* _Required work_:
Which lines of the listing below contain the word "this"? Copy each of them.

-- Data excerpts follows --

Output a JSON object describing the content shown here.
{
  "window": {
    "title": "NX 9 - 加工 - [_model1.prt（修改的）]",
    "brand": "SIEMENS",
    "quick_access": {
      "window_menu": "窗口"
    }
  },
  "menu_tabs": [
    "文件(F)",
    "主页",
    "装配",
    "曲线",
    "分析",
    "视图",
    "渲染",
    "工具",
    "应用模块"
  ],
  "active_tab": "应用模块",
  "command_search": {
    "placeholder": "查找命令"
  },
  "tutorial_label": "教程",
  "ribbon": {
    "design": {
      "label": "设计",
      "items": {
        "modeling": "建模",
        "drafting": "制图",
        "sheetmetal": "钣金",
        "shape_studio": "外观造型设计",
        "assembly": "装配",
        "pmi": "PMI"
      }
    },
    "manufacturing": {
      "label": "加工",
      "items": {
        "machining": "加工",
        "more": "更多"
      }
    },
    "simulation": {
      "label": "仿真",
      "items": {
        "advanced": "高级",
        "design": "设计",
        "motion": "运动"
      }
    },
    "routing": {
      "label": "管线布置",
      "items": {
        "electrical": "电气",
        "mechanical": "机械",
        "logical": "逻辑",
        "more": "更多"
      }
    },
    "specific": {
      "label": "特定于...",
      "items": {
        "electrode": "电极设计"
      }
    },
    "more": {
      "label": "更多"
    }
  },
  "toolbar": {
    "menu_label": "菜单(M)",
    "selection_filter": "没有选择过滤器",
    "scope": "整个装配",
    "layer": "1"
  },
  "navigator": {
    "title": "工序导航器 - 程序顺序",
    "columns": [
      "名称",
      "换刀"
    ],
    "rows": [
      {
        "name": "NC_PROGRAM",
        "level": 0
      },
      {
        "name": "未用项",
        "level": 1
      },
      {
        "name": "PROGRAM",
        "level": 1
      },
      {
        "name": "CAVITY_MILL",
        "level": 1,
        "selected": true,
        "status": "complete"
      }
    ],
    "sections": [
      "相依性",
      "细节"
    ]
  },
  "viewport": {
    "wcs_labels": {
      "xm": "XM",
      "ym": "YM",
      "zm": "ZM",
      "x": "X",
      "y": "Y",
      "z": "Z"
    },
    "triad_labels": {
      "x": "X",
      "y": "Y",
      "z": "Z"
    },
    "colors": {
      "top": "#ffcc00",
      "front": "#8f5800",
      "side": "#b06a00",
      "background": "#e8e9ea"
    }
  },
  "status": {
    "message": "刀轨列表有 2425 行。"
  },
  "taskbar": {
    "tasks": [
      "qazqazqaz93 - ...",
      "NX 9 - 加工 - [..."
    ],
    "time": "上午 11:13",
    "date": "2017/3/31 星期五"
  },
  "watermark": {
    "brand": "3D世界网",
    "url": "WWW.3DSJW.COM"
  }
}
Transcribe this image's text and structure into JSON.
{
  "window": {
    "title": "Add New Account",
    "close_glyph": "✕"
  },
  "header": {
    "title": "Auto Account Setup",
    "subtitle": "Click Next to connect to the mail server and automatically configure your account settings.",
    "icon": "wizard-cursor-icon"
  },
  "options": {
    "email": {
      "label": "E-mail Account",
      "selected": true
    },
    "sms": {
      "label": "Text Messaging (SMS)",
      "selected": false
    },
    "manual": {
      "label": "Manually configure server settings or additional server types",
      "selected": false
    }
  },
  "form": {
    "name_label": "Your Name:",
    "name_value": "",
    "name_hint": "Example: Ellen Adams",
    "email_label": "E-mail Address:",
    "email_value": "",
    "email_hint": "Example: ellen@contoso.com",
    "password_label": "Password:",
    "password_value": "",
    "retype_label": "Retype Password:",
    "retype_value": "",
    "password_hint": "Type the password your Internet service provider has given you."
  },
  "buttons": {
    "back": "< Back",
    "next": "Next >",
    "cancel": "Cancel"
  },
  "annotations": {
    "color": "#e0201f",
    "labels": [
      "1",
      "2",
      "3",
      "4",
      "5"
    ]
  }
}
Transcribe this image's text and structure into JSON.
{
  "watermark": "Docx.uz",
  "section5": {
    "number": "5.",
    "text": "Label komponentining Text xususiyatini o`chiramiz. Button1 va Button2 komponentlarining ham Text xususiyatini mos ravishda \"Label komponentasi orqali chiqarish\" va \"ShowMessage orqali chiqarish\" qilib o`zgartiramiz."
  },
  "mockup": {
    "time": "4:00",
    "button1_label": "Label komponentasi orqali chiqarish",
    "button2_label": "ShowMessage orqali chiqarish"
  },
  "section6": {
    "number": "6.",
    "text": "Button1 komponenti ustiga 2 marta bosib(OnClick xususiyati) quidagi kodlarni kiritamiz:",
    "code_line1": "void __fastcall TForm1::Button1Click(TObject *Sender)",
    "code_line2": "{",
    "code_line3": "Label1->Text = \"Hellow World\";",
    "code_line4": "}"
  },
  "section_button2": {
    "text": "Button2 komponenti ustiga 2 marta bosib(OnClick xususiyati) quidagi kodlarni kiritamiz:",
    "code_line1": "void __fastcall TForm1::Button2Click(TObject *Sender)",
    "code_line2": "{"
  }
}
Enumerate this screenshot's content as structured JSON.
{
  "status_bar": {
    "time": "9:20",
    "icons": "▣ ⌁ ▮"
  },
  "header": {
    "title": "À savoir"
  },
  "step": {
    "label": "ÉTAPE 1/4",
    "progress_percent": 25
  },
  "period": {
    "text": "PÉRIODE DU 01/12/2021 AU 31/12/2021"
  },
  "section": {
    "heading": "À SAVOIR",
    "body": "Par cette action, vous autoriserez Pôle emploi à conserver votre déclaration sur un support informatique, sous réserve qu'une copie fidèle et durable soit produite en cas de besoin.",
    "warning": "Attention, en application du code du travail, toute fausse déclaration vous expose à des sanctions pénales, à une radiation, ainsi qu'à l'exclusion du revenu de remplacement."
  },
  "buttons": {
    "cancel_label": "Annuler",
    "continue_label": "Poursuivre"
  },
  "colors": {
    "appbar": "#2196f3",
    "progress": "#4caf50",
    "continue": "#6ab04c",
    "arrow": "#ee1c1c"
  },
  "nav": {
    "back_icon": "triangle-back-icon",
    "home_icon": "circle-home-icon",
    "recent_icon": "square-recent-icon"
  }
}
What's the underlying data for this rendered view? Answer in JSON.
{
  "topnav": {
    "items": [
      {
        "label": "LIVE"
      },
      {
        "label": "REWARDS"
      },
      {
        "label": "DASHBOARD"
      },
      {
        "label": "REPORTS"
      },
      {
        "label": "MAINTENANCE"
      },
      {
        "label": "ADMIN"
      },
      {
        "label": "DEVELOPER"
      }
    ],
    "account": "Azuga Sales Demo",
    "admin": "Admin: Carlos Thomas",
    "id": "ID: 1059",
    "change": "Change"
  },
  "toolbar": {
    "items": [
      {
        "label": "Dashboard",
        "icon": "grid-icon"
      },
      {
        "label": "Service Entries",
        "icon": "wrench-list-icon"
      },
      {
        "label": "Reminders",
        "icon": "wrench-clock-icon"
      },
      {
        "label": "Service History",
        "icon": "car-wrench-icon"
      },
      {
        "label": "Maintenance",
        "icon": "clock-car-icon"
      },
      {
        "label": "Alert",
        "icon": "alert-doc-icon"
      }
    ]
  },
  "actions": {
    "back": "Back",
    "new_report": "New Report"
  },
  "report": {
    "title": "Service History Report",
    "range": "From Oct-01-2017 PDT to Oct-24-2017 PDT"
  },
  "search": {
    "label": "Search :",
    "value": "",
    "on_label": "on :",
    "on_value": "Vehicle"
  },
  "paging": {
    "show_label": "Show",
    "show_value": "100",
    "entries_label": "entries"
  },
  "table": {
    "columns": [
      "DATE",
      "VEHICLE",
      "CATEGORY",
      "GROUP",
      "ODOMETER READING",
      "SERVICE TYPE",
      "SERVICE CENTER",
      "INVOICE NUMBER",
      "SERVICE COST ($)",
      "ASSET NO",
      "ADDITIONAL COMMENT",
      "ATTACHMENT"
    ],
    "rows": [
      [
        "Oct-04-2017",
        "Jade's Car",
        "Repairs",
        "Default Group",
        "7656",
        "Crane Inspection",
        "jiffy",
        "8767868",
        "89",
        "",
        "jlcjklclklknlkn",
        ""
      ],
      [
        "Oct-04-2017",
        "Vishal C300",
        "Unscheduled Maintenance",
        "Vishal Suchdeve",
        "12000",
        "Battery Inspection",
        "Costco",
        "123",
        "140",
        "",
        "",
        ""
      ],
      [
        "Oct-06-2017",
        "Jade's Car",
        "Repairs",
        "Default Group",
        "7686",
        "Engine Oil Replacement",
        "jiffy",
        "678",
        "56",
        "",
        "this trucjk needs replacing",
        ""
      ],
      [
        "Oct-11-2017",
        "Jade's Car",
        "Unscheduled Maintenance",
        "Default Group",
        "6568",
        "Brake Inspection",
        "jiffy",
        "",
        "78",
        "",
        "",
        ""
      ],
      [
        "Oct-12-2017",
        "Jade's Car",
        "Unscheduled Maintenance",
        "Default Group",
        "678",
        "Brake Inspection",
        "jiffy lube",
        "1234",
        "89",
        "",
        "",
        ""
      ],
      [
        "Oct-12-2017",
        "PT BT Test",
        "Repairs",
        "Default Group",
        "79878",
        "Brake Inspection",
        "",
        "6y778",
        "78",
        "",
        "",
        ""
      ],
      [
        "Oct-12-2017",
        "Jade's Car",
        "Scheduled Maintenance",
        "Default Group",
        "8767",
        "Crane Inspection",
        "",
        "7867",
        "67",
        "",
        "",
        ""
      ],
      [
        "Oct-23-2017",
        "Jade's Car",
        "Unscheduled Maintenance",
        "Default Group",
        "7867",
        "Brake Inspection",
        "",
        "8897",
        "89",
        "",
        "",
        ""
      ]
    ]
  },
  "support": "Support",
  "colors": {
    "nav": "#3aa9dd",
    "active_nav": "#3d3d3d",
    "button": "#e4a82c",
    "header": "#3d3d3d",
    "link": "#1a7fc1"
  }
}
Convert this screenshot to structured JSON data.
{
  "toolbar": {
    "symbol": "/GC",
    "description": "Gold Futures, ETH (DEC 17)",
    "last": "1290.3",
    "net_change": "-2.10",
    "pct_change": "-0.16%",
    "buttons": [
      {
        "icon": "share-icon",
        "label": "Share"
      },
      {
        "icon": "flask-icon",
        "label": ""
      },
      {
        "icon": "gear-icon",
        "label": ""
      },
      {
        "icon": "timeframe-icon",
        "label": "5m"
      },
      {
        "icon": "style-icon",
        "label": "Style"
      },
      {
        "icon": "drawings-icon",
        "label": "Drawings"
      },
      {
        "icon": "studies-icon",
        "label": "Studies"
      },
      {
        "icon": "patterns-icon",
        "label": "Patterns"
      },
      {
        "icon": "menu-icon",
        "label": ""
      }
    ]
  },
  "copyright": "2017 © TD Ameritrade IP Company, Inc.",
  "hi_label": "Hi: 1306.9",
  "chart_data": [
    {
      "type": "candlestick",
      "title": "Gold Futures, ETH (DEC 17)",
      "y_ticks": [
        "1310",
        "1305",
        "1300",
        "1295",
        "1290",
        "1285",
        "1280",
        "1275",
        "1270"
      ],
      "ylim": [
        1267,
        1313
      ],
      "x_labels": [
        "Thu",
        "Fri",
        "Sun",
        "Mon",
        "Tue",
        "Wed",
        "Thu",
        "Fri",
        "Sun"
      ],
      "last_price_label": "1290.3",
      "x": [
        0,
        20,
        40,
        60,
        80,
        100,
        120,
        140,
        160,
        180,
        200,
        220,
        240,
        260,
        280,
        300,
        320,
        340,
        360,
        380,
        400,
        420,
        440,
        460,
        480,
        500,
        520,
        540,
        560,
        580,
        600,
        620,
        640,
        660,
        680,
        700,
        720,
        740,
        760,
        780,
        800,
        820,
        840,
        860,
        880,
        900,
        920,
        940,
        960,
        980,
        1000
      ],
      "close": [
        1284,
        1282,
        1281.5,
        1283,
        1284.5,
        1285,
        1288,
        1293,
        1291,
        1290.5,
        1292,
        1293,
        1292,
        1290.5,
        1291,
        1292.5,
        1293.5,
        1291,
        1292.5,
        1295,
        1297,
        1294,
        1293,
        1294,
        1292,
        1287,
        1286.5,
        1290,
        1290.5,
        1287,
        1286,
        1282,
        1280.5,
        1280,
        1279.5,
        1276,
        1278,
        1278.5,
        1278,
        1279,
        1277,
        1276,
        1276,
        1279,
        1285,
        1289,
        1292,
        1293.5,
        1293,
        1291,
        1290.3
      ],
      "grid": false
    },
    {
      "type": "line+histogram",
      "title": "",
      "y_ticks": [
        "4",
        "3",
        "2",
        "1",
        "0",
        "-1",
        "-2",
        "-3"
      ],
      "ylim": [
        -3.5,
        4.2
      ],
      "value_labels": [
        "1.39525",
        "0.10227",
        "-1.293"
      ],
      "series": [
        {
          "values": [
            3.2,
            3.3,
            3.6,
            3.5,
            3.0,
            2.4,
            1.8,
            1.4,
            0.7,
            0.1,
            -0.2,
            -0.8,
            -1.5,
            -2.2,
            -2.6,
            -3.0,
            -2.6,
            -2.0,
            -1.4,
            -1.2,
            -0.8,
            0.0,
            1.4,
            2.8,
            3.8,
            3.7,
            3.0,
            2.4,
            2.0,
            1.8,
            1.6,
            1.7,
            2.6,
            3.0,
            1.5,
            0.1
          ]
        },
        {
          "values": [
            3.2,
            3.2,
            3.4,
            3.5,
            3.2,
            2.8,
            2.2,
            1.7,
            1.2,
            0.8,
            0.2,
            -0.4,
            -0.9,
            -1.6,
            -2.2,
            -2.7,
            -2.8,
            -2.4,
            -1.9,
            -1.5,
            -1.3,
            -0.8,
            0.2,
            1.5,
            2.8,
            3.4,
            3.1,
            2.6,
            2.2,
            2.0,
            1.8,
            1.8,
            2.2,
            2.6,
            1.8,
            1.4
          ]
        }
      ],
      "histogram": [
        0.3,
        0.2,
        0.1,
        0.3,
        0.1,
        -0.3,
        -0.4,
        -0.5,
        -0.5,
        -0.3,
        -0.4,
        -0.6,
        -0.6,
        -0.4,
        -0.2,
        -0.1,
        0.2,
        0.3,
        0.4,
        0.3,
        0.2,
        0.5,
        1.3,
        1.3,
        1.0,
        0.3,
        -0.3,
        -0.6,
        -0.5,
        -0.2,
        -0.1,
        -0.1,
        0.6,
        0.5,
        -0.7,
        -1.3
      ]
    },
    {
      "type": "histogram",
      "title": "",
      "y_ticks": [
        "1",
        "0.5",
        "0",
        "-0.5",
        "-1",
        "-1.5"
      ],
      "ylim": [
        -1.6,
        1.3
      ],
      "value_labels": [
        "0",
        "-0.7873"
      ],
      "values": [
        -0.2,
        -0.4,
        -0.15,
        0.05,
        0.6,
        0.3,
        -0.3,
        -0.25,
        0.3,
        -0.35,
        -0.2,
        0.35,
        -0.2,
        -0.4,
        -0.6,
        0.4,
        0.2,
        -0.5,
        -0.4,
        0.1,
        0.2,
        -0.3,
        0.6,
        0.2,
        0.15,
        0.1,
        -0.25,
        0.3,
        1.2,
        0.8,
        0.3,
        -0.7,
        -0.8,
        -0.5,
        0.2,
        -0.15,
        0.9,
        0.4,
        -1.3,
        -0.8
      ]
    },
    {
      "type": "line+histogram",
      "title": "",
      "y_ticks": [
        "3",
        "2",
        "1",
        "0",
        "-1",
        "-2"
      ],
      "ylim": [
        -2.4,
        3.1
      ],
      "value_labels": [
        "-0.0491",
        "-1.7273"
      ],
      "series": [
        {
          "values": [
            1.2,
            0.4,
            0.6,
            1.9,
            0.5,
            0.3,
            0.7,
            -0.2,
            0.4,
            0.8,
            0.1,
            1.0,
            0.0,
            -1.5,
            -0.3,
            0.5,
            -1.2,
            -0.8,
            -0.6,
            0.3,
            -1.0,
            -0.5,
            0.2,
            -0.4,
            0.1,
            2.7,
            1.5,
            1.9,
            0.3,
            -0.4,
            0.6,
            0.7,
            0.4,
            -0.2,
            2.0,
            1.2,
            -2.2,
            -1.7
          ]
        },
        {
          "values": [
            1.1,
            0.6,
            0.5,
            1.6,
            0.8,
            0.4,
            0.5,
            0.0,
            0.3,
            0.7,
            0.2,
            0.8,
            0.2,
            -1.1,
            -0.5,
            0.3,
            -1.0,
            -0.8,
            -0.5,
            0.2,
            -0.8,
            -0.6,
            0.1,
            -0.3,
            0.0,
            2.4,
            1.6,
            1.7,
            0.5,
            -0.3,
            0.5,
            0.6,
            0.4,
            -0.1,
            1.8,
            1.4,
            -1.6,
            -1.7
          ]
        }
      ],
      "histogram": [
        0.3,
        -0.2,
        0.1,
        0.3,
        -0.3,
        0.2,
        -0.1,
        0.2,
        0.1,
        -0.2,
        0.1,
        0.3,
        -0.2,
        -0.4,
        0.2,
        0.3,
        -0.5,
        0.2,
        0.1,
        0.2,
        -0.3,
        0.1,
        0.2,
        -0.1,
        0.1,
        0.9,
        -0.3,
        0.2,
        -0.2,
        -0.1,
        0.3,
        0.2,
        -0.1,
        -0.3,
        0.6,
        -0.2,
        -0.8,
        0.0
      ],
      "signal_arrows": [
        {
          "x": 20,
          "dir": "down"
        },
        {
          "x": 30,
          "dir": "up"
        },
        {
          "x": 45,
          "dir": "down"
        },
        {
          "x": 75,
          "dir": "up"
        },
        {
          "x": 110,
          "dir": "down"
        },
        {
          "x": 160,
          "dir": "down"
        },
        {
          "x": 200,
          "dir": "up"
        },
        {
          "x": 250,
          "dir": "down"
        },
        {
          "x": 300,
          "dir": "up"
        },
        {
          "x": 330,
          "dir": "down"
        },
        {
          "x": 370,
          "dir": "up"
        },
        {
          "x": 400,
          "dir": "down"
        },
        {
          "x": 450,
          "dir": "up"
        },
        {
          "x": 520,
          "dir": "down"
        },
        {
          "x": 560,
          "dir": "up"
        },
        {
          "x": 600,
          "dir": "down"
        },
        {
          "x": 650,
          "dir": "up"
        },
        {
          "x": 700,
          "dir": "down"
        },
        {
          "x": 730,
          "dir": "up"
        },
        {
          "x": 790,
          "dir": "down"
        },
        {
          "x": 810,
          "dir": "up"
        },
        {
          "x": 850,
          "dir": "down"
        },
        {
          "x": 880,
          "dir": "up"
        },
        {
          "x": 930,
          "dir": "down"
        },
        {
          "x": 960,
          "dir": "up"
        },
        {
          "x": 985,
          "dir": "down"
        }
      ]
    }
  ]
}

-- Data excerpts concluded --

* _Exercise response_:
Transcribe this image's text and structure into JSON.
Transcribe this image's text and structure into JSON.
Enumerate this screenshot's content as structured JSON.
What's the underlying data for this rendered view? Answer in JSON.
        "this trucjk needs replacing",
Convert this screenshot to structured JSON data.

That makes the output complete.